### [DESCRIPTION OF THE TASK]
Each line below that carries the string "title" must appear in the answer.

### [RECORDS SHOWN]
/---
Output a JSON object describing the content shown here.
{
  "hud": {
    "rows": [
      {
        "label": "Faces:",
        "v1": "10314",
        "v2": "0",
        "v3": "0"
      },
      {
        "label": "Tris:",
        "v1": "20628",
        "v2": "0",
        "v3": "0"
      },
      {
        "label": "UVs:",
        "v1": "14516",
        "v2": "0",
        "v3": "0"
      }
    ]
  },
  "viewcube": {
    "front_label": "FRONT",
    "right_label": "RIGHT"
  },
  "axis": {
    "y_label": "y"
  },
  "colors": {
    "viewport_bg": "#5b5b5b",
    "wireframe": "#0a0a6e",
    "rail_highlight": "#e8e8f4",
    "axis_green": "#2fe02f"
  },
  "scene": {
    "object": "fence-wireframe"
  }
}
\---
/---
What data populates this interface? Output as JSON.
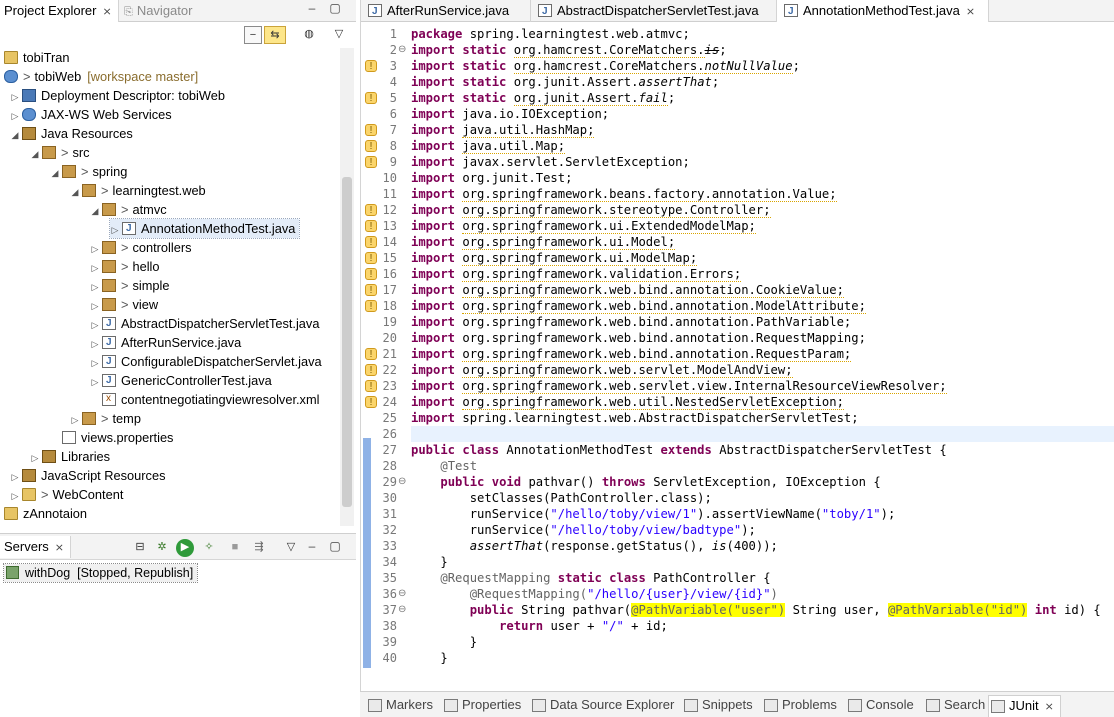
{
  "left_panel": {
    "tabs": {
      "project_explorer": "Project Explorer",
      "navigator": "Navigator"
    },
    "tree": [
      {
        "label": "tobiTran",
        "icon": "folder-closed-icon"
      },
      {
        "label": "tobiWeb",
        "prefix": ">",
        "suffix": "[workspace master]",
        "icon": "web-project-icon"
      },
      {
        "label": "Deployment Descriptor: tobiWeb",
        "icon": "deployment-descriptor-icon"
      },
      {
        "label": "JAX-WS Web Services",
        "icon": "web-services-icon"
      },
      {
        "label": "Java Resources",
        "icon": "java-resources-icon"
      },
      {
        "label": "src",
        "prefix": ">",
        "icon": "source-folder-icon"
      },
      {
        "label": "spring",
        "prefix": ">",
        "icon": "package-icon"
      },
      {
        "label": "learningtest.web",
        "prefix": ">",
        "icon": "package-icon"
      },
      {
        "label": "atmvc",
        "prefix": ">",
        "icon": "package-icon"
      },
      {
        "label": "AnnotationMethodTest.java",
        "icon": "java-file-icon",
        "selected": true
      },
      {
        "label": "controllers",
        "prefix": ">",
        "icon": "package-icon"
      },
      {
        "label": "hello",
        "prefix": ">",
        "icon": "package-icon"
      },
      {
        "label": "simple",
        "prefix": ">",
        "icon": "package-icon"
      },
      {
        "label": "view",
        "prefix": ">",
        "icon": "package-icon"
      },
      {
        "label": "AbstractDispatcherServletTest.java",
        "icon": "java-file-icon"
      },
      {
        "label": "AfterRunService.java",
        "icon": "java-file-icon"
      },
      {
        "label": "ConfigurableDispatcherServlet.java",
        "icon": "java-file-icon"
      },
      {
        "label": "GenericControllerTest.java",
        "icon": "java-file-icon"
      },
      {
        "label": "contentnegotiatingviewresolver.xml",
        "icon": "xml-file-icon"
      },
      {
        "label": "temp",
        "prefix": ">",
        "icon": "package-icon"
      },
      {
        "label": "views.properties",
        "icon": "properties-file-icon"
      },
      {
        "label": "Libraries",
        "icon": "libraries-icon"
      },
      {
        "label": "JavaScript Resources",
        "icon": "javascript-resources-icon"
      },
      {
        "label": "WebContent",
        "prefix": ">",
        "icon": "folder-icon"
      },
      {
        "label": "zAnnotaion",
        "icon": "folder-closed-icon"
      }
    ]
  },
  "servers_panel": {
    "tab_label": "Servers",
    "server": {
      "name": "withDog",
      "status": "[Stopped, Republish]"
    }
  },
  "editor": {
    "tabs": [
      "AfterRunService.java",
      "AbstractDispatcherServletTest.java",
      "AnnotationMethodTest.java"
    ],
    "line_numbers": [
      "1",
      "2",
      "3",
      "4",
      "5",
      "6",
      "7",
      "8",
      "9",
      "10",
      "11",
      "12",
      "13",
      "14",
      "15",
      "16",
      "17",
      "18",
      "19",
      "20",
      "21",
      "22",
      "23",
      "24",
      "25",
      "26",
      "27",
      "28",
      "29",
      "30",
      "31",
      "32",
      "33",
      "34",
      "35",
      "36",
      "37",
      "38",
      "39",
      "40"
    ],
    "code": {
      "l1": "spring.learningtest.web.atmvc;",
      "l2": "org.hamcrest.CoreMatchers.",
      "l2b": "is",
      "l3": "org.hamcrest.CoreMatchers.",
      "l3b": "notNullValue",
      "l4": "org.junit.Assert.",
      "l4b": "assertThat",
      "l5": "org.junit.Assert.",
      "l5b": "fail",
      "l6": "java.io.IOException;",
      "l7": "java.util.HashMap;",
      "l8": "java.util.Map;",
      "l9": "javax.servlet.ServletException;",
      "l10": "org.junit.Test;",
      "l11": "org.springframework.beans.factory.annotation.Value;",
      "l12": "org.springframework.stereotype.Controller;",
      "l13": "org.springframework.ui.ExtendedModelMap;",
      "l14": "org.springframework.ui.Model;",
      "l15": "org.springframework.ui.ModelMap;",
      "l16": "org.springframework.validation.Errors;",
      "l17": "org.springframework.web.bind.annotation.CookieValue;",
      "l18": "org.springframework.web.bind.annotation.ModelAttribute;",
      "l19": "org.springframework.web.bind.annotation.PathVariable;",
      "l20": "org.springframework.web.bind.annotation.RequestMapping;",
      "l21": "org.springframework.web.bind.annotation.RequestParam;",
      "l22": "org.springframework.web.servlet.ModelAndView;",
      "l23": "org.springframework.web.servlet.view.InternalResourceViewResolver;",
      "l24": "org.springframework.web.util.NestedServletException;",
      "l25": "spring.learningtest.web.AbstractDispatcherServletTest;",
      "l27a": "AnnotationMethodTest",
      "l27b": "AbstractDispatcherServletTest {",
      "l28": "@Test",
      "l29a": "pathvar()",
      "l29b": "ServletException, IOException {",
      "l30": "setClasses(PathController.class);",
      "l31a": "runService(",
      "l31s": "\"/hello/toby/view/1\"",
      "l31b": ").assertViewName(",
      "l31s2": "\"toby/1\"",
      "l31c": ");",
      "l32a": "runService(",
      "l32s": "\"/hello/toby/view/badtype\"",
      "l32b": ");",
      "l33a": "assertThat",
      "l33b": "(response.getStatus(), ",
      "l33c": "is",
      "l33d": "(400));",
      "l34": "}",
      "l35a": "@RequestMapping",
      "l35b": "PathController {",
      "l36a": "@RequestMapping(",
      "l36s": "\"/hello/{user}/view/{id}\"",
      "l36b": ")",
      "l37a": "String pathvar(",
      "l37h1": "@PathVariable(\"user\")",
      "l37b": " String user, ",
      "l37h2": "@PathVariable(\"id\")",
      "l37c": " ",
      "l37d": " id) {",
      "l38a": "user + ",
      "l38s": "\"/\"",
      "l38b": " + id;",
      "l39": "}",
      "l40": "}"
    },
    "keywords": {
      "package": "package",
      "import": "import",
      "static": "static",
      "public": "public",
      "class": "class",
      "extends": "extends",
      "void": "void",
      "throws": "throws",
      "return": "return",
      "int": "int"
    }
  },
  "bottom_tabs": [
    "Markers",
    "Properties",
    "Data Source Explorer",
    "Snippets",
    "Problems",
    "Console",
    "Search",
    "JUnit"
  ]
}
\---
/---
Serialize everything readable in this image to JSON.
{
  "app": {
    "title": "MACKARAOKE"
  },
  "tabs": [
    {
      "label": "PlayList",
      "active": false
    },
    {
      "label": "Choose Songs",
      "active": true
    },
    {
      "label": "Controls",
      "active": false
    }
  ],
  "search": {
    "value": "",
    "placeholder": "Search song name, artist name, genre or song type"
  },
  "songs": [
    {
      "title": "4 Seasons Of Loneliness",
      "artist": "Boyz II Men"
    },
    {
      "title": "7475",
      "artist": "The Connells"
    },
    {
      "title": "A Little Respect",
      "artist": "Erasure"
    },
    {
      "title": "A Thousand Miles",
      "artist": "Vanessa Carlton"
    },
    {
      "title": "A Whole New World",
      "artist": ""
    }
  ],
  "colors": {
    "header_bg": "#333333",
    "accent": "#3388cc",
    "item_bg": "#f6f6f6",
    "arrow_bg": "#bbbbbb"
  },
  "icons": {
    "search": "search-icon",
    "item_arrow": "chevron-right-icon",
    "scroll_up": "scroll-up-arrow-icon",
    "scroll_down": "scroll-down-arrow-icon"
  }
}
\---
### [EXERCISE OUTPUT]
    "title": "MACKARAOKE"
      "title": "4 Seasons Of Loneliness",
      "title": "7475",
      "title": "A Little Respect",
      "title": "A Thousand Miles",
      "title": "A Whole New World",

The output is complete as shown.